Read more
Renewable Energy
9:47 am
Tue February 26, 2013

Hundreds Drawn To Solar Energy In Connecticut

Read more
Where We Live
10:06 am
Mon February 25, 2013

Insuring Interplanetary Acts of God

navicore, creative commons

When a meteor exploded in the sky above Russia’s Ural mountains, damaging cities and injuring thousands, at first it seemed like an event out of a movie, about alien invasion or a nuclear attack - or the end of the world.

Ultimately - we learned that it was simply a natural phenomenon that occurs from time to time - if very rarely. But just how rare is this type of celestial visitor? And are we prepared for the risk?

Read more
The Colin McEnroe Show
2:43 pm
Thu December 6, 2012

The Science & History Of The Christmas Story

Ralph and Jenny, Flickr Creative Commons

How much of the Christmas story is true?

Most scholars will tell you the December 25th date has much more to do with pagan festivals of the early Christian era. If you want people to celebrate something, pick a date when they're already celebrating.

Read more
Repairs & Contracts
6:14 pm
Tue December 4, 2012

Connecticut Science Center Still Litigating Faulty Roof

It's been about three years since the the Connecticut Science Center sued some of the contractors who built it, looking to recoup some of the money it lost from a faulty roof. Now, as WNPR's Jeff Cohen reports, the science center has resolved some -- but not all -- of those claims.

Read more
The Colin McEnroe Show
3:10 pm
Mon November 26, 2012

The Science & Psychology Of Lucid Dreaming

The Grinch of dreaming is J. Allan Hobson.

Read more
The Colin McEnroe Show
3:03 pm
Thu November 15, 2012

What Is Now?

Flickr Creative Commons, Robert S. Donovan

OK, this is potentially one of our weirder shows. 

Read more
The Colin McEnroe Show
3:55 pm
Fri July 6, 2012

The Nose: Anderson Cooper And Higgs Boson Come Out

Chion Wolf

After years of speculation, rumors, and whispers, we finally heard this week what we had long expected.
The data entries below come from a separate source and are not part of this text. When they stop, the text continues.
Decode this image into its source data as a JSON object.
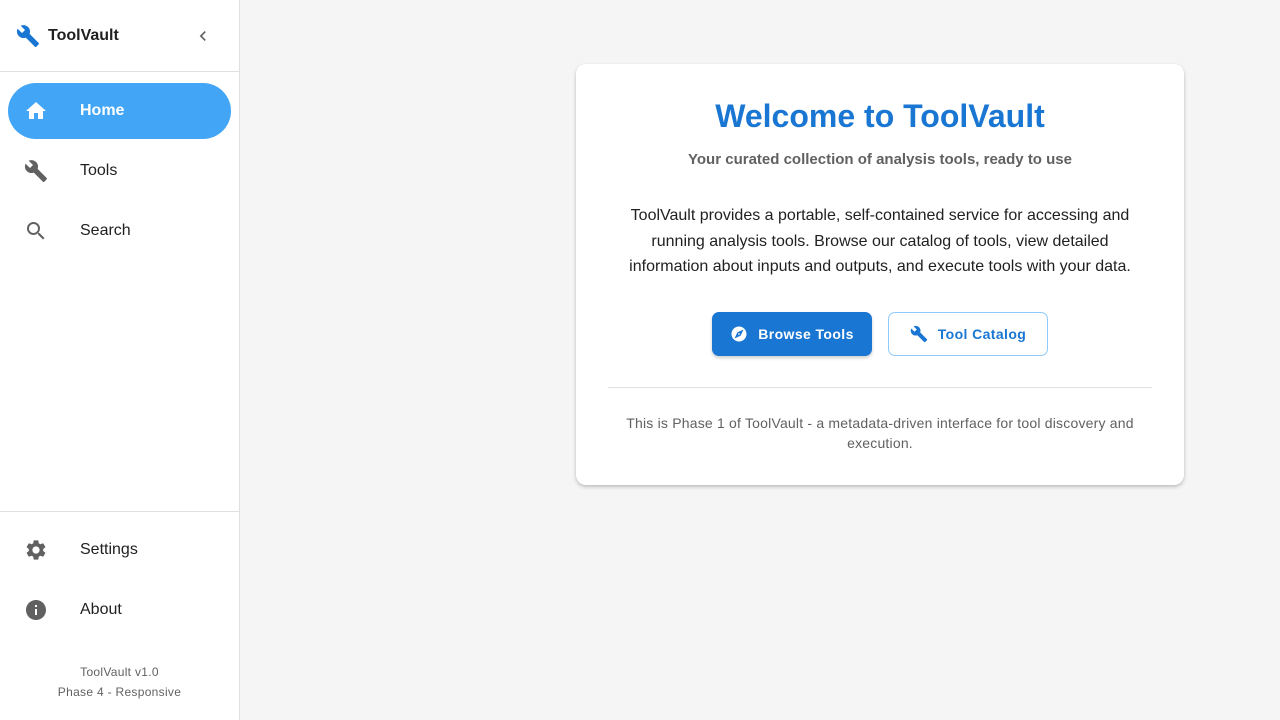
{
  "app": {
    "name": "ToolVault",
    "brand_icon": "wrench-icon",
    "accent_color": "#1976d2",
    "active_nav_color": "#42a5f5"
  },
  "sidebar": {
    "collapse_icon": "chevron-left-icon",
    "items": [
      {
        "label": "Home",
        "icon": "home-icon",
        "active": true
      },
      {
        "label": "Tools",
        "icon": "wrench-icon",
        "active": false
      },
      {
        "label": "Search",
        "icon": "search-icon",
        "active": false
      }
    ],
    "bottom_items": [
      {
        "label": "Settings",
        "icon": "gear-icon"
      },
      {
        "label": "About",
        "icon": "info-icon"
      }
    ],
    "footer": {
      "version": "ToolVault v1.0",
      "phase": "Phase 4 - Responsive"
    }
  },
  "welcome": {
    "title": "Welcome to ToolVault",
    "subtitle": "Your curated collection of analysis tools, ready to use",
    "description": "ToolVault provides a portable, self-contained service for accessing and running analysis tools. Browse our catalog of tools, view detailed information about inputs and outputs, and execute tools with your data.",
    "primary_button": {
      "label": "Browse Tools",
      "icon": "compass-icon"
    },
    "secondary_button": {
      "label": "Tool Catalog",
      "icon": "wrench-icon"
    },
    "note": "This is Phase 1 of ToolVault - a metadata-driven interface for tool discovery and execution."
  }
}
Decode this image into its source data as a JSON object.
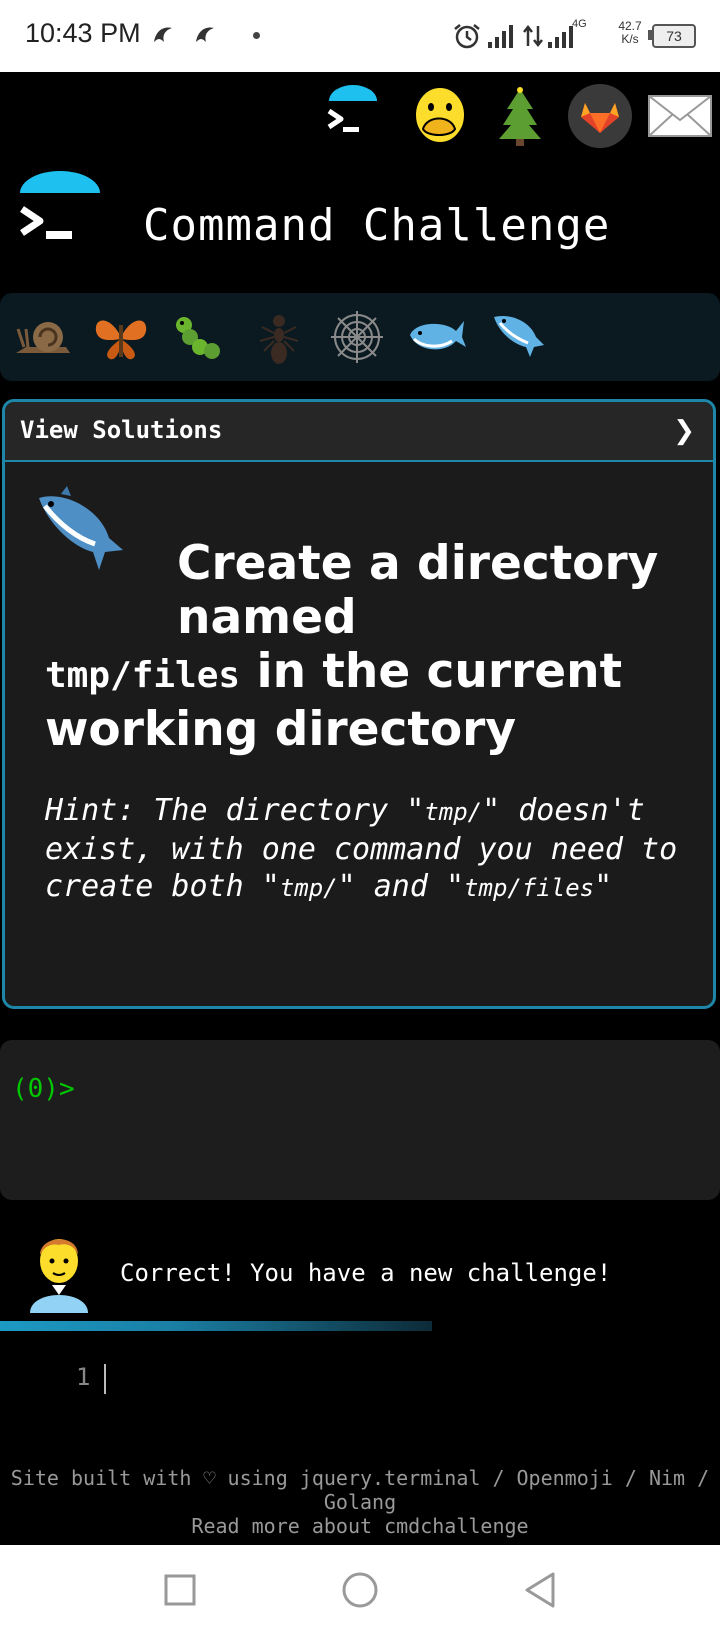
{
  "status_bar": {
    "time": "10:43 PM",
    "network_type": "4G",
    "net_speed_value": "42.7",
    "net_speed_unit": "K/s",
    "battery": "73",
    "icons": [
      "app-notification-icon",
      "app-notification-icon",
      "alarm-icon",
      "signal-icon",
      "data-arrows-icon",
      "signal-icon",
      "battery-icon"
    ]
  },
  "top_nav": {
    "icons": [
      "terminal-logo-icon",
      "face-with-hand-over-mouth-icon",
      "tree-icon",
      "gitlab-icon",
      "mail-icon"
    ]
  },
  "header": {
    "title": "Command Challenge"
  },
  "levels": {
    "icons": [
      "snail-icon",
      "butterfly-icon",
      "caterpillar-icon",
      "ant-icon",
      "spider-web-icon",
      "whale-icon",
      "dolphin-icon"
    ]
  },
  "challenge": {
    "solutions_label": "View Solutions",
    "solutions_chevron": "❯",
    "title_part1": "Create a directory named",
    "title_code": "tmp/files",
    "title_part2": "in the current working directory",
    "hint_part1": "Hint: The directory \"",
    "hint_code1": "tmp/",
    "hint_part2": "\" doesn't exist, with one command you need to create both \"",
    "hint_code2": "tmp/",
    "hint_part3": "\" and \"",
    "hint_code3": "tmp/files",
    "hint_part4": "\""
  },
  "terminal": {
    "prompt": "(0)>"
  },
  "feedback": {
    "message": "Correct! You have a new challenge!"
  },
  "progress": {
    "fraction": 0.6
  },
  "editor": {
    "line_number": "1"
  },
  "footer": {
    "line1": "Site built with ♡ using jquery.terminal / Openmoji / Nim / Golang",
    "line2": "Read more about cmdchallenge"
  },
  "colors": {
    "accent": "#1e86a8",
    "prompt_green": "#00c800",
    "card_bg": "#1b1b1b"
  }
}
The only problem is I can't tell whether I'm talking about the Higgs boson or Anderson Cooper.

Read more
The Colin McEnroe Show
3:45 pm
Mon June 18, 2012
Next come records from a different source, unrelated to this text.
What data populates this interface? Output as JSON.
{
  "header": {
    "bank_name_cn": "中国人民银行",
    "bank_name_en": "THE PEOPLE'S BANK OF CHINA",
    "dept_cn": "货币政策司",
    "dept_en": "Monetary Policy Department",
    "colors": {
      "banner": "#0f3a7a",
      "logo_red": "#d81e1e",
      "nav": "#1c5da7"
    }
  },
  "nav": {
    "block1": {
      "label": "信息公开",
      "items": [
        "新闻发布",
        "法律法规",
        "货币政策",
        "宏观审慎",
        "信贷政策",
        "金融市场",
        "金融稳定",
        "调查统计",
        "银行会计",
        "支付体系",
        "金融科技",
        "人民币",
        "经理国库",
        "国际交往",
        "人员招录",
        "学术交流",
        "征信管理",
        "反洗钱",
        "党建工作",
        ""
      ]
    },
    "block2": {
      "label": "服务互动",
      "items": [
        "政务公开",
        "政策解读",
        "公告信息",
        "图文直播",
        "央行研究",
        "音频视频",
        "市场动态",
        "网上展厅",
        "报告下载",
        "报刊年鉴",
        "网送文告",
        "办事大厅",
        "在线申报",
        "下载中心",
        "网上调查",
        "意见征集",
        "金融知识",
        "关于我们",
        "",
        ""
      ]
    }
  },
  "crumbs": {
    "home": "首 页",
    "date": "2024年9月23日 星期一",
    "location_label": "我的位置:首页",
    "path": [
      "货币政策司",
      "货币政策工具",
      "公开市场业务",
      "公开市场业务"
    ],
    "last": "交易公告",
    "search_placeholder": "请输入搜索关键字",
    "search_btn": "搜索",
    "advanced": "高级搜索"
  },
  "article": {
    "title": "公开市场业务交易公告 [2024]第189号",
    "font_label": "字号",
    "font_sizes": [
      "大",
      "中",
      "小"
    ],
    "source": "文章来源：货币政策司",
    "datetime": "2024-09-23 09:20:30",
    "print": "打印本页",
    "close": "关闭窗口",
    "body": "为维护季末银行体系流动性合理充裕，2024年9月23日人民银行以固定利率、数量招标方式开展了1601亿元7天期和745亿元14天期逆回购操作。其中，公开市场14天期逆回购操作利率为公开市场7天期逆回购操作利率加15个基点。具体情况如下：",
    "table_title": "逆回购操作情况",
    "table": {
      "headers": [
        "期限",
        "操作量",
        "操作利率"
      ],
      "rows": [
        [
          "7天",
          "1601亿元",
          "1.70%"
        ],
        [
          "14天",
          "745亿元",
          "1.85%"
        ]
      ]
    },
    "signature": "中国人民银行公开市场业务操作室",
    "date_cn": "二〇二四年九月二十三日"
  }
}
Attack Of The Invasive Species

prilfish, Flickr Creative Commons

The problem with invasive species is, of course, that they compete for resources with local species, and sometime they're a lot better at it. and sometimes they just incidentally wipe something out. 

Read more
The Colin McEnroe Show
12:43 pm
Mon May 14, 2012
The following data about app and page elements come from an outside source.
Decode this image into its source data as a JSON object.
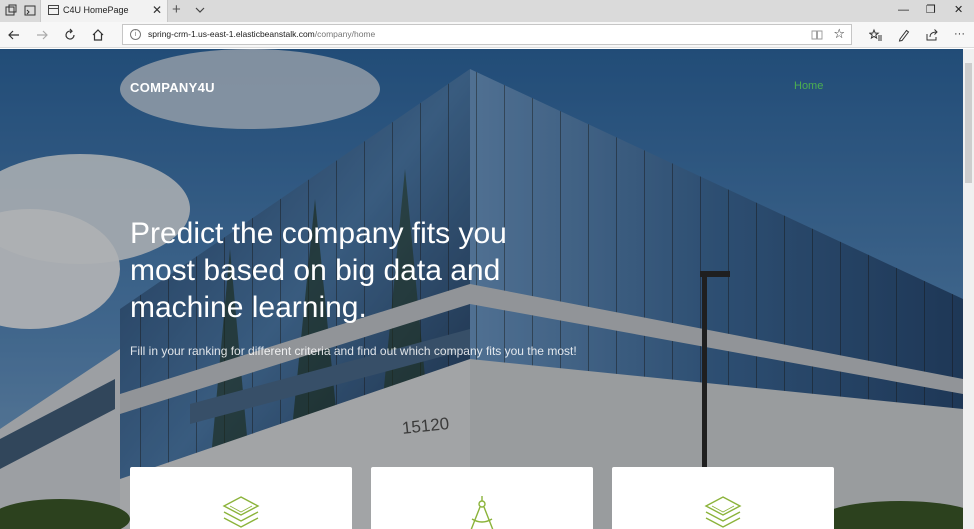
{
  "browser": {
    "tab": {
      "title": "C4U HomePage",
      "close": "✕"
    },
    "new_tab": "+",
    "window_controls": {
      "minimize": "—",
      "restore": "❐",
      "close": "✕"
    },
    "address": {
      "host": "spring-crm-1.us-east-1.elasticbeanstalk.com",
      "path": "/company/home"
    }
  },
  "header": {
    "brand": "COMPANY4U",
    "nav_home": "Home",
    "nav_home_color": "#4caf50"
  },
  "hero": {
    "headline": "Predict the company fits you most based on big data and machine learning.",
    "subheadline": "Fill in your ranking for different criteria and find out which company fits you the most!",
    "building_number": "15120"
  },
  "feature_cards": [
    {
      "icon": "layers-icon"
    },
    {
      "icon": "compass-icon"
    },
    {
      "icon": "layers-icon"
    }
  ],
  "colors": {
    "accent": "#8bb33a",
    "nav_active": "#4caf50"
  }
}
Jack Hitt Chronicles 'A Bunch Of Amateurs' In Latest Book

Flickr Creative Commons, Horia Varlan

Jack Hitt will speak at R.J. Julia Booksellers Thursday, May 17, at 7 p.m.

Today I got into a Twitter debate with a guy who thinks the press spends too much time covering candidates who aren't really legitimate contenders.

I'm on the other side of that these days. I told him I think anybody running should be invited to the debates.

Read more
The Colin McEnroe Show
2:40 pm
Tue May 8, 2012

Fringe Physicists

Caption & photo used with permission - Jim Carter

Somewhere in the United States today, an envelope will arrive at a university math or science department, and in it will be some person's paradigm-shattering idea -- a novel theory that drastically violates or disrupts settled science.

The world is full of outsider physicists and rouge mathematicians. And, of course, one or two of them are basically correct about something. Einstein worked in a patent office. Michael Faraday did not have a university degree.

Read more
The Faith Middleton Show
9:59 am
Mon April 16, 2012

Authors of Your Brain on Food and Holy Ghosts

Rusty Clark/flickr creative commons

Does what we eat control our thoughts and feelings? After many studies, a neuroscientist says it's true.

Read more
The Faith Middleton Show
2:49 pm
Thu April 5, 2012

Carl Zimmer on Our Planet of Viruses and the Author of Rethinking Depression

AJ Cann/flickr creative commons

While we're obsessed with keeping germs away, our go-to science guy, Carl Zimmer, says we and the planet are covered in viruses. Which ones are harmless and which can do us in?

Read more

Pages